A lot has changed over the past 2 years. Maintaining a social life has been reduced to excess screen-time. Work and school became remote endeavors overnight. For many people around the world, the resultant influx of excess data has caused mental fatigue and blurred the lines between school/work/home-life balance. While many of us already had pre-pandemic routines for managing our digital lives, the ensuing crisis brought with it new issues that simply could not be fixed with existing systems. For me, those issues came in the form of too many digital resources (files, websites, slide decks, spreadsheets, etc), and what I will lovingly refer to as “tab hell”, which is the perpetual state of confusion and context-switching that comes from having too many browser tabs open.
Research has found that humans can’t really efficiently multitask at all—instead, our brains hop rapidly from one task to another, losing concentration every time we shift our attention.Colin Ainsworth, Mental Floss, “Yes, You Have Too Many Tabs Open“
While I was happy to see the Google Chrome team develop something to relieve “tab hell”, it was too little, too late. The tab groups were clunky and, more importantly, they did nothing to actually reduce the number of tabs I had open.

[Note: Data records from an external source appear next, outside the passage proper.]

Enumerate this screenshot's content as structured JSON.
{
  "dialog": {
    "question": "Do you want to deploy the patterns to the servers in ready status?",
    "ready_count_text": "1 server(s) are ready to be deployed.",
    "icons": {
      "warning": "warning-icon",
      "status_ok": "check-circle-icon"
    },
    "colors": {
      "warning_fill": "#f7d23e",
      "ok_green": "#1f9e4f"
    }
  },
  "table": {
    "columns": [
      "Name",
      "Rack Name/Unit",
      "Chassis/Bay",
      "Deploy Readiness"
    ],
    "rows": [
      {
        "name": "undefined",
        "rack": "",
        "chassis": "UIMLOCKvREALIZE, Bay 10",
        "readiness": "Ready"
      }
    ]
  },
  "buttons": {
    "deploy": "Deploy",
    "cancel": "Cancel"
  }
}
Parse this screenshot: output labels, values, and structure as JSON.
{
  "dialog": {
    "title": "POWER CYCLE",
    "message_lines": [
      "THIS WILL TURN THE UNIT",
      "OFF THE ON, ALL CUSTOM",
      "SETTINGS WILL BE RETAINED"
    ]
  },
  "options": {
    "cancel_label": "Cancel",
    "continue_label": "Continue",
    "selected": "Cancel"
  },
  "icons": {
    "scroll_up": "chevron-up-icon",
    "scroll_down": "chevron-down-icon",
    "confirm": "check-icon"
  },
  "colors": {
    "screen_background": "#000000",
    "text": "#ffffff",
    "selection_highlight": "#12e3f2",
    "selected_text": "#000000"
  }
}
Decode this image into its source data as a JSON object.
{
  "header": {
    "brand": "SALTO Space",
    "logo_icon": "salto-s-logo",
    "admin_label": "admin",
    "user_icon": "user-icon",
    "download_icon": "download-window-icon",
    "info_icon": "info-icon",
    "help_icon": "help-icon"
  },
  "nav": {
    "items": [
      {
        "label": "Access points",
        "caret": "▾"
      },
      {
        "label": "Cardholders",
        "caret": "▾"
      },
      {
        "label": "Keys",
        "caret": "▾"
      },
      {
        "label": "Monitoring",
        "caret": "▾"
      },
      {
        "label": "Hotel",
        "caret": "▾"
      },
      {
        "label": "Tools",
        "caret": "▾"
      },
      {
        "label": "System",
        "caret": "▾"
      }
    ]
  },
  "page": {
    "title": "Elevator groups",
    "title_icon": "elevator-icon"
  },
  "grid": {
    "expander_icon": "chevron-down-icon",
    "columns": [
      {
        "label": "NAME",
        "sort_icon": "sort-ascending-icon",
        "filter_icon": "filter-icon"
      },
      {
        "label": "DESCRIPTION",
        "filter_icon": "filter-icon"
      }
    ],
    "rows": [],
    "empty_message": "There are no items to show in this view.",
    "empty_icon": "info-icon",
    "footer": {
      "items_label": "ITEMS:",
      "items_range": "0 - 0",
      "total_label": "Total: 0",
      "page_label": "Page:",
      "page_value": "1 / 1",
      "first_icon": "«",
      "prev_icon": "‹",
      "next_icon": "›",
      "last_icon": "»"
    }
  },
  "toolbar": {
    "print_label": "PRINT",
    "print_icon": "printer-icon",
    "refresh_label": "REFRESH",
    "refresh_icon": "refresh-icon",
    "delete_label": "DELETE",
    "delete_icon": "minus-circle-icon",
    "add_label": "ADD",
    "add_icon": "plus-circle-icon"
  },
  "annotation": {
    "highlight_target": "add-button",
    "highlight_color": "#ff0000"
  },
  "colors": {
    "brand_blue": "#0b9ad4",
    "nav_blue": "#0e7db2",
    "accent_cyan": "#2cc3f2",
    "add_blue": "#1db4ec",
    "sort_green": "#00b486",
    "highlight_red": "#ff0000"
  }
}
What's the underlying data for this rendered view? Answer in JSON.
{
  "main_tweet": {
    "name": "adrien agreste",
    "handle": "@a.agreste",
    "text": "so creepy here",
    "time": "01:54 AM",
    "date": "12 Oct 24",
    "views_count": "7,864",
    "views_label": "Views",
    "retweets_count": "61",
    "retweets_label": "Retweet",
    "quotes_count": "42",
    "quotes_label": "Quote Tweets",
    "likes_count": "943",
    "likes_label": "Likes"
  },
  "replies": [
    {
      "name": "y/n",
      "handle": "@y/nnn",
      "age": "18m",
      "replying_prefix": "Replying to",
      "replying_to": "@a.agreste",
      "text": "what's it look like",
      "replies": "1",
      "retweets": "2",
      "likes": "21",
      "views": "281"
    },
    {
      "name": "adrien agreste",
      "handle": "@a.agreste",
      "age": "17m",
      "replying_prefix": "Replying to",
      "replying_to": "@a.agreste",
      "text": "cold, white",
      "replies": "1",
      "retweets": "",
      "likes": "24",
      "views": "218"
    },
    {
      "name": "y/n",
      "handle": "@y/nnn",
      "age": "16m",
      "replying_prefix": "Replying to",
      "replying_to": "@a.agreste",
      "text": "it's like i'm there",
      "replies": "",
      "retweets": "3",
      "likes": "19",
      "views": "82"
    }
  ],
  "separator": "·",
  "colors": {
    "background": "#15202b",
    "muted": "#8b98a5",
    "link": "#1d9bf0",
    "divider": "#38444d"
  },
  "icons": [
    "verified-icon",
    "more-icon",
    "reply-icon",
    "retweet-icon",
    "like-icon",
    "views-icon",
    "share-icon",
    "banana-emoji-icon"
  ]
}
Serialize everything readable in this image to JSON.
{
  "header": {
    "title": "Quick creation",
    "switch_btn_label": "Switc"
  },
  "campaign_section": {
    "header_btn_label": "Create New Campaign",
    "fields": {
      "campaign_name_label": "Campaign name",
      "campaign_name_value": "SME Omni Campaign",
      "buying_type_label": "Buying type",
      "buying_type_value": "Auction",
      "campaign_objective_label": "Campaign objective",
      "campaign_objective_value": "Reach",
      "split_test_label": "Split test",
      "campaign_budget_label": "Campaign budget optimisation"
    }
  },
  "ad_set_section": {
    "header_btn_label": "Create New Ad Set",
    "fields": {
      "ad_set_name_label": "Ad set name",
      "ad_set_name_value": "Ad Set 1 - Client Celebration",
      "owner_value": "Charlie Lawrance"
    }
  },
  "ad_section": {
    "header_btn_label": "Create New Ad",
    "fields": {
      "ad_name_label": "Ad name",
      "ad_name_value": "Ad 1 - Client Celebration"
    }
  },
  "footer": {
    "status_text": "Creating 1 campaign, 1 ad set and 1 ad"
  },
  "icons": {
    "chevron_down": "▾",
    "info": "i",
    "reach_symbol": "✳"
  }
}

Alas, “tab hell” just got a fresh coat of paint, and I was still responsible for context-switching as I went about my day. Then came the never-ending tools and apps like OmniFocus, ClickUp, Notion, Teams, Slack, Discord, WebEx, Jabber, SalesForce, Trello, and so on. These tools undoubtedly made things more manageable but still had plenty of short-falls, like when a DNS issue caused many Notion users to lose access to their critical data for hours-on-end. Not to mention, this was just “tab hell” all over again. Each new app came with a new set of notifications, clutter and context-switching.
For the reasons laid out above, I decided to build a local-first app that would let users manage digital resources in whatever structure they felt comfortable with. For instance, with school stuff, I like to keep things organized at the course level, where each course has its own sections for homework, required reading, and online resources. For research and hobbies, I like to organize by topics. And for work stuff at JPL, I prefer to keep things organized at the individual project level. That’s a lot to keep track of! So I knew I needed a system that was flexible, yet still provided the benefits of custom structures like those above. Further, I wanted to reduce redundancy and search time by linking documents with similar characteristics (e.g., if two documents have the same author, discuss similar topics, or any number of arbitrary relationships, they would be connected in some way that would let me exploit those relationships for easier learning and research).
Honestly, a simple description of the system won’t do it justice. Lucky for me (and you), I have a video instead! In fact, this isn’t just any video. I pitched Knowledge Canvas as part of a Product Development contest at UCLA this past summer (2021), and it won first place! The video below is a recording of the pitch my team and I delivered to the judges (a Senior Product Manager at Google, CEO of NuLeep, and Lead Investment Analyst at LGB Capital). Keep in mind that this video was recorded after having only 6 weeks to work on everything, including business plan, market research, and development. As such, the app is dramatically different now and basically looks nothing like the original version. Check the link above to see Knowledge Canvas in its current incarnation.
This post is intended to serve strictly as background info on how Knowledge Canvas came to be (and a bit of bragging rights for winning the contest). I will be releasing an official post on all of the features that have since been baked into Knowledge Canvas and how you can find out more. Thanks for reading, and don’t forget to like the YouTube video and follow subscribe to this site for future development news and updates. Stay tuned!